A Tuscan painter who resisted the currents of the post-Macchiaioli and the post-Impressionist styles. Born in Poggibonsi, Cecchi (1882–1977) studied at the Scuola Libera del Nudo in Florence with Giovanni Fattori before moving to Rome in 1911, after her marriage to art critic and literary scholar Emilio Cecchi (1884–1966). The pair frequented Rome’s literary and artistic circles, entertaining such luminaries as Alberto Moravia, Giuseppe Ungaretti, and Mario Praz. Cecchi worked alongside Armando Spadini, a Florentine painter deeply interested in Impressionism who had also moved to Rome at the same time as the Cecchi family. After her participation in the Secessione Romana exhibition in 1916, Cecchi became a leading exponent of the Roman school. Known for her ability to produce works that defied strict classification, she successfully presented her luminous art in Italy, Europe and the United States. Although two of Cecchi’s oils, Ballerina and Morning on the Hudson River, are part of the Pitti Palace’s modern collection, the Gabinetto Scientifico Letterario G.P. Vieusseux houses 10 of her paintings, including portraits, still lifes and landscapes, as well as 21 watercolor drawings and 88 drawings in black pencil and ink, that make up the Fondo Emilio Cecchi, now part of the library’s Contemporary Archives. Leonetta Pieraccini Cecchi is a crucial protagonist of our 2018 edition of Women Artists of the 1900s.
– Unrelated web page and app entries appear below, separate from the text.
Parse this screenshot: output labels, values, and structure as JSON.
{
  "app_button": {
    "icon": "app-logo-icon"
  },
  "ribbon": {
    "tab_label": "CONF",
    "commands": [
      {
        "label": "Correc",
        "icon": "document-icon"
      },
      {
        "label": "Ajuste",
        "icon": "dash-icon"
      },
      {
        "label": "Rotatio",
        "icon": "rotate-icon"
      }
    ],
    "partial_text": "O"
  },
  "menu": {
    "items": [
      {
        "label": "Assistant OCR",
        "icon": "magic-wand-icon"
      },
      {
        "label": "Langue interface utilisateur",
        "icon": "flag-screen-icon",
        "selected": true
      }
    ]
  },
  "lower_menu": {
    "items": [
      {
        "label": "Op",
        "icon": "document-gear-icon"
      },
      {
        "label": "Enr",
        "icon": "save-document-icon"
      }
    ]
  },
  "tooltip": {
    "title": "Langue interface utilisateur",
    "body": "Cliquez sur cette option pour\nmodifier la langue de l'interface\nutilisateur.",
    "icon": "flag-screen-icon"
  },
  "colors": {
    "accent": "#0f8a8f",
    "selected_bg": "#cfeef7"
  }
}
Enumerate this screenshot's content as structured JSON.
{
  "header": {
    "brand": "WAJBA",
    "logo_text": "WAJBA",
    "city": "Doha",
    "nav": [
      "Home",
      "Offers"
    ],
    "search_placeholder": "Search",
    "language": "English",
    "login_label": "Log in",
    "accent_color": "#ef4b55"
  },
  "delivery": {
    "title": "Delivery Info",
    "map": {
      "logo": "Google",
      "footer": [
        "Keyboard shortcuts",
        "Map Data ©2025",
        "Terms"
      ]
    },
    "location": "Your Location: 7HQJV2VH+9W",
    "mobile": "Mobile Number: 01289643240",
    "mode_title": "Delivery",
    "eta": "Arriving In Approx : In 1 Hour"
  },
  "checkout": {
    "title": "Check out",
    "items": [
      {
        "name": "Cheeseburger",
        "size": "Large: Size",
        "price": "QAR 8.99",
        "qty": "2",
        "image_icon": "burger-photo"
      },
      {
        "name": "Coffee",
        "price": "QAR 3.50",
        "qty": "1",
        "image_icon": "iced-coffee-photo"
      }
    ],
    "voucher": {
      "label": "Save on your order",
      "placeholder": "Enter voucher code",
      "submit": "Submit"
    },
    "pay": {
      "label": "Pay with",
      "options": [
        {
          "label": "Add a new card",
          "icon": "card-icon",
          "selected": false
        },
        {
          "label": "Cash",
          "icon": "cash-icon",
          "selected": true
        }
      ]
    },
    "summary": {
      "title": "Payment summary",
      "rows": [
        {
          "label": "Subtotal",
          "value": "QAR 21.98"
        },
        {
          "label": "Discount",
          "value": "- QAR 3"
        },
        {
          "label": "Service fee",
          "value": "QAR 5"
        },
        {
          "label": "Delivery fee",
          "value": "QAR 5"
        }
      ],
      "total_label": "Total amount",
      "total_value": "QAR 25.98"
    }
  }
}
(Text from: Invisible Women: Forgotten Artists of Florence by Jane Fortune).